One problem with researching conveniently accessible ancestral records is that it speeds up the rate at which I run out of potential next projects. This is where I find myself, as I plan out the upcoming year's research on the branches of my mother-in-law's tree—where to go next?
As I had mentioned yesterday, the addition of more Maryland material to online resources may mean that I can revisit those Maryland ancestors I had worked on last year with better chances for successful outcomes. I certainly had not exhausted the resources available last year, and now there are new additions. Thus, for Ancestor #5 of my Twelve Most Wanted, it might be wise to revisit yet another Maryland branch of my mother-in-law's tree, the ancestors of her fourth great-grandfather, William Ijams, husband of the Elizabeth Howard we had discussed yesterday.
Examining the extended Ijams family of colonial Maryland could be helpful for many reasons. In addition to extending that branch of my mother-in-law's tree another generation or two, the effort will afford me the opportunity to broaden my understanding of the social history of the time in which her ancestors lived. While it is true I won't have access to the paperwork we are accustomed to utilizing for more recent generations—such as census records every ten years, or timely and detailed birth records, or even newspaper articles about their everyday life occurrences—gaining a broadened understanding of the times in which these ancestors lived might still help gain a picture of the events which might have filled their days.

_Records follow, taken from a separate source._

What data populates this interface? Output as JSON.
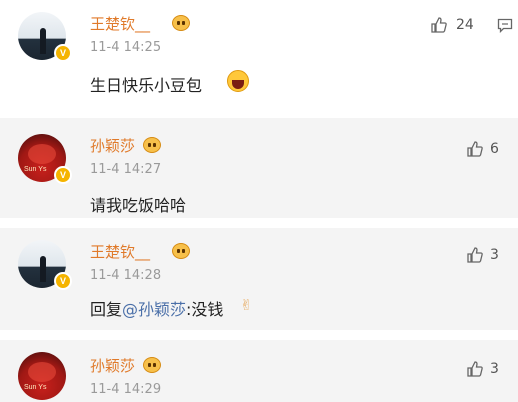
{
  "comments": [
    {
      "name": "王楚钦__",
      "time": "11-4 14:25",
      "text": "生日快乐小豆包",
      "likes": "24"
    },
    {
      "name": "孙颖莎",
      "time": "11-4 14:27",
      "text": "请我吃饭哈哈",
      "likes": "6"
    },
    {
      "name": "王楚钦__",
      "time": "11-4 14:28",
      "reply_prefix": "回复",
      "mention": "@孙颖莎",
      "text": ":没钱",
      "likes": "3"
    },
    {
      "name": "孙颖莎",
      "time": "11-4 14:29",
      "likes": "3"
    }
  ],
  "icons": {
    "like": "thumbs-up-icon",
    "comment": "comment-icon",
    "verified": "verified-badge-icon",
    "crown": "crown-emoji-icon"
  },
  "colors": {
    "name": "#e07a2a",
    "mention": "#4a6fa8",
    "reply_background": "#f4f4f4",
    "verified": "#f5b400"
  }
}
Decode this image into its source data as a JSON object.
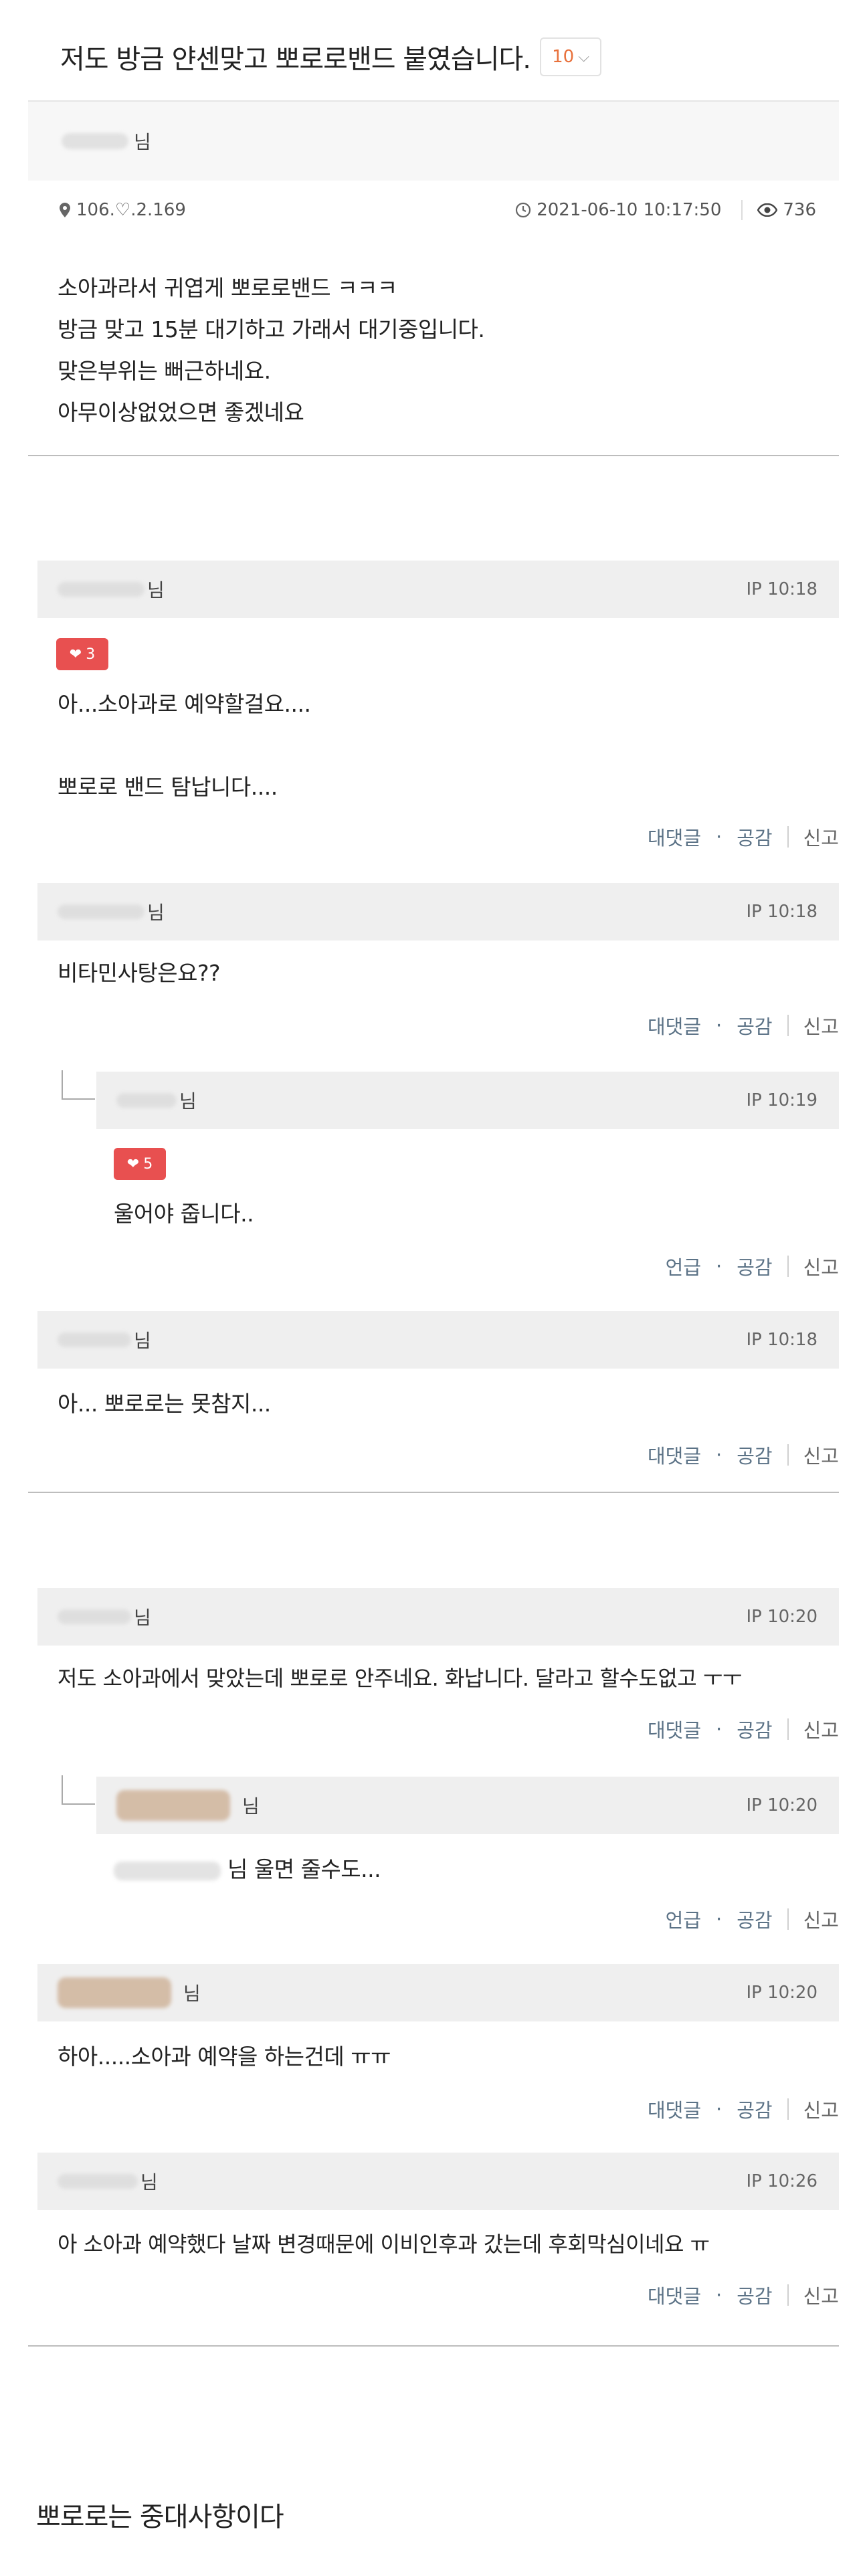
{
  "post": {
    "title": "저도 방금 얀센맞고 뽀로로밴드 붙였습니다.",
    "comment_count": "10",
    "author_suffix": "님",
    "ip": "106.♡.2.169",
    "datetime": "2021-06-10 10:17:50",
    "views": "736",
    "body_lines": [
      "소아과라서 귀엽게 뽀로로밴드 ㅋㅋㅋ",
      "방금 맞고 15분 대기하고 가래서 대기중입니다.",
      "맞은부위는 뻐근하네요.",
      "아무이상없었으면 좋겠네요"
    ]
  },
  "labels": {
    "nim": "님",
    "reply": "대댓글",
    "mention": "언급",
    "like": "공감",
    "report": "신고",
    "dot": "·"
  },
  "comments": [
    {
      "time": "IP 10:18",
      "likes": "3",
      "lines": [
        "아...소아과로 예약할걸요....",
        "뽀로로 밴드 탐납니다...."
      ],
      "action": "대댓글"
    },
    {
      "time": "IP 10:18",
      "lines": [
        "비타민사탕은요??"
      ],
      "action": "대댓글"
    },
    {
      "time": "IP 10:19",
      "likes": "5",
      "lines": [
        "울어야 줍니다.."
      ],
      "action": "언급",
      "reply": true
    },
    {
      "time": "IP 10:18",
      "lines": [
        "아... 뽀로로는 못참지..."
      ],
      "action": "대댓글"
    },
    {
      "time": "IP 10:20",
      "lines": [
        "저도 소아과에서 맞았는데 뽀로로 안주네요. 화납니다. 달라고 할수도없고 ㅜㅜ"
      ],
      "action": "대댓글"
    },
    {
      "time": "IP 10:20",
      "lines": [
        "님 울면 줄수도..."
      ],
      "action": "언급",
      "reply": true
    },
    {
      "time": "IP 10:20",
      "lines": [
        "하아.....소아과 예약을 하는건데 ㅠㅠ"
      ],
      "action": "대댓글"
    },
    {
      "time": "IP 10:26",
      "lines": [
        "아 소아과 예약했다 날짜 변경때문에 이비인후과 갔는데 후회막심이네요 ㅠ"
      ],
      "action": "대댓글"
    }
  ],
  "caption": "뽀로로는 중대사항이다"
}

This month's quest, like that for the previous month, will also require me to assemble finding aids by exploring some less-frequented research paths. Ferreting out reliable public-domain genealogy and history books will be the tasks going hand in hand with the more typical research techniques. Not only does the lack of key life details on these ancestors paint them a drab gray, but missing details from the overarching local and colonial history of their lifetime means their gray shadow is painted upon an equally fuzzy background. This will be my attempt to fill in some of the blanks and get clarity on these colonial ancestors.